“Remember the law of my servant Moses, the statutes and rules that I commanded him at Horeb for all Israel.

“Behold, I will send you Elijah the prophet before the great and awesome day of the Lord comes. And he will turn the hearts of fathers to their children and the hearts of children to their fathers, lest I come and strike the land with a decree of utter destruction.” Malachi 4:4-6 ESV

A voice cries:
“In the wilderness prepare the way of the Lord;
make straight in the desert a highway for our God.
Every valley shall be lifted up,
and every mountain and hill be made low;
the uneven ground shall become level,
and the rough places a plain.
And the glory of the Lord shall be revealed,
and all flesh shall see it together,
for the mouth of the Lord has spoken.” Isaiah 40:3-5 ESV

Reflection:

Being a nurse is a challenging and rewarding job, and people who become nurses have to go to school first and learn how to do the work.

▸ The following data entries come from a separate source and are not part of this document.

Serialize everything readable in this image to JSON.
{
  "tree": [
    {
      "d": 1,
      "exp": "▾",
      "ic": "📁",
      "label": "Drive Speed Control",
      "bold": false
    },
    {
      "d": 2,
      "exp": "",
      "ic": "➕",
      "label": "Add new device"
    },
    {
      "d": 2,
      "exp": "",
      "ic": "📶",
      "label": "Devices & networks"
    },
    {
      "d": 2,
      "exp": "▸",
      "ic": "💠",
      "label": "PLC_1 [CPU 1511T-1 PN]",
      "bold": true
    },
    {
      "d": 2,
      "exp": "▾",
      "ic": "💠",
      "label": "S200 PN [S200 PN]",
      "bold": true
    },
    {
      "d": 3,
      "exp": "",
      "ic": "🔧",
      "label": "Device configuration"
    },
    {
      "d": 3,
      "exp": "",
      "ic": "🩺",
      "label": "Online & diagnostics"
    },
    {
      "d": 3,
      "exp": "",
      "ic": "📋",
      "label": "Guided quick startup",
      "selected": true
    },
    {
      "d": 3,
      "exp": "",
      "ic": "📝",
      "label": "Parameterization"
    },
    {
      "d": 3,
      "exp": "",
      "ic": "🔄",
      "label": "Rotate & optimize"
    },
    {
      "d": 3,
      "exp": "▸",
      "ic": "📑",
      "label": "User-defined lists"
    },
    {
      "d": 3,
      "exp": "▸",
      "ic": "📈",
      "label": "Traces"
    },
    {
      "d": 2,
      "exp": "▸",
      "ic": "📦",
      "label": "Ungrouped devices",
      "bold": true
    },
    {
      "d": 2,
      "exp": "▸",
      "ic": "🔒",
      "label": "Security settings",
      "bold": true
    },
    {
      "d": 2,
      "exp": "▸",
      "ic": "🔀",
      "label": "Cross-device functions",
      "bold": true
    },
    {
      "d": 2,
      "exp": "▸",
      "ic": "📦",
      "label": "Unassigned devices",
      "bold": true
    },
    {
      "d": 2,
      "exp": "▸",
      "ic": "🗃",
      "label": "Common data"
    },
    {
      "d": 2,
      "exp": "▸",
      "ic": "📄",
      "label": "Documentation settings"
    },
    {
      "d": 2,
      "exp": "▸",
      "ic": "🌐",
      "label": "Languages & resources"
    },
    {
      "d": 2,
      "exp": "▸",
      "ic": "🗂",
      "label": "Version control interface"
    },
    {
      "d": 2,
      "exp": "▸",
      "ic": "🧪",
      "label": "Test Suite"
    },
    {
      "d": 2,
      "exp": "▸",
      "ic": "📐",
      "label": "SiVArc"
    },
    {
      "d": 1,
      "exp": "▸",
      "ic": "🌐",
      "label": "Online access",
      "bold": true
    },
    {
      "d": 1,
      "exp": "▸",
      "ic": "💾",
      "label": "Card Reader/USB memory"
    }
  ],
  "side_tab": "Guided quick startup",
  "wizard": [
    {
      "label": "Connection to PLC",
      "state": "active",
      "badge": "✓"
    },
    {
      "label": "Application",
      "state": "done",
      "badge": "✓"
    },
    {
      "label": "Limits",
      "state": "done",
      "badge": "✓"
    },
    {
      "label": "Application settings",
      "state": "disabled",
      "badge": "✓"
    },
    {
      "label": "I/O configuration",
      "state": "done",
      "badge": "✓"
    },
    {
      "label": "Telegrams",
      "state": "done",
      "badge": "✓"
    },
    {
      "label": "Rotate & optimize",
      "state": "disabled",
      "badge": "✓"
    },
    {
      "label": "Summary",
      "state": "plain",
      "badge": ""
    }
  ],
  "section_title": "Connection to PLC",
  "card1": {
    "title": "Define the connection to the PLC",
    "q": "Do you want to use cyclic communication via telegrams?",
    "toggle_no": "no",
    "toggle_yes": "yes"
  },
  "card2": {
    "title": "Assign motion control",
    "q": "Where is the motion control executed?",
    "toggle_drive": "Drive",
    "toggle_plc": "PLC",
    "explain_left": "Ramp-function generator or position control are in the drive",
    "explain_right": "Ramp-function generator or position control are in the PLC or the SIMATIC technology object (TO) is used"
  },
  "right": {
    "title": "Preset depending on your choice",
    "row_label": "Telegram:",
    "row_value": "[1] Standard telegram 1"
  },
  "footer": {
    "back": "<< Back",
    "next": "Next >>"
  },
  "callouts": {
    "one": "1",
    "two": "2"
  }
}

At school they study books and learn the right way to do things and the reasons why things are done a certain way. After they have studied for awhile, the students practice doing the work. They might practice on dolls as big as people, and they might also practice on each other. When they practice, their teachers watch them and tell them what they are doing wrong and what they need to improve. All of this studying and practicing helps them get ready for the big day when they first start taking care of real people.

The prophet Malachi talked about the people getting ready for the promised Savior. First he talked about the law God had given them through Moses. This law showed them what God was like and how he wanted them to live. Then Malachi told them again about a messenger who would be like Elijah and would come and get people ready to meet the promised Savior. This messenger would call people away from their sins and bring families back together so that fathers could teach their children the ways of God. The Day of the Lord was coming, and if people weren’t ready to meet the promised Savior, they would instead earn God’s judgment.

John the Baptist was the promised messenger, and he called the people to turn away from their sins. They had not followed God’s law, and they deserved his judgment, but if they would repent, the promised Savior would forgive them and bring them back to their Heavenly Father. Jesus was the promised Savior, and this promise is also for us. We’ve sinned against God’s law, but Jesus died to pay the penalty for our sins. We can come to Jesus every day for forgiveness and help. He sends us his Holy Spirit and helps us to follow God’s ways. Instead of judgment, we have the Lord’s blessing, now and always.

Prayer:

Dear Jesus, thank you for coming to give us forgiveness and blessings from our Heavenly Father. Amen.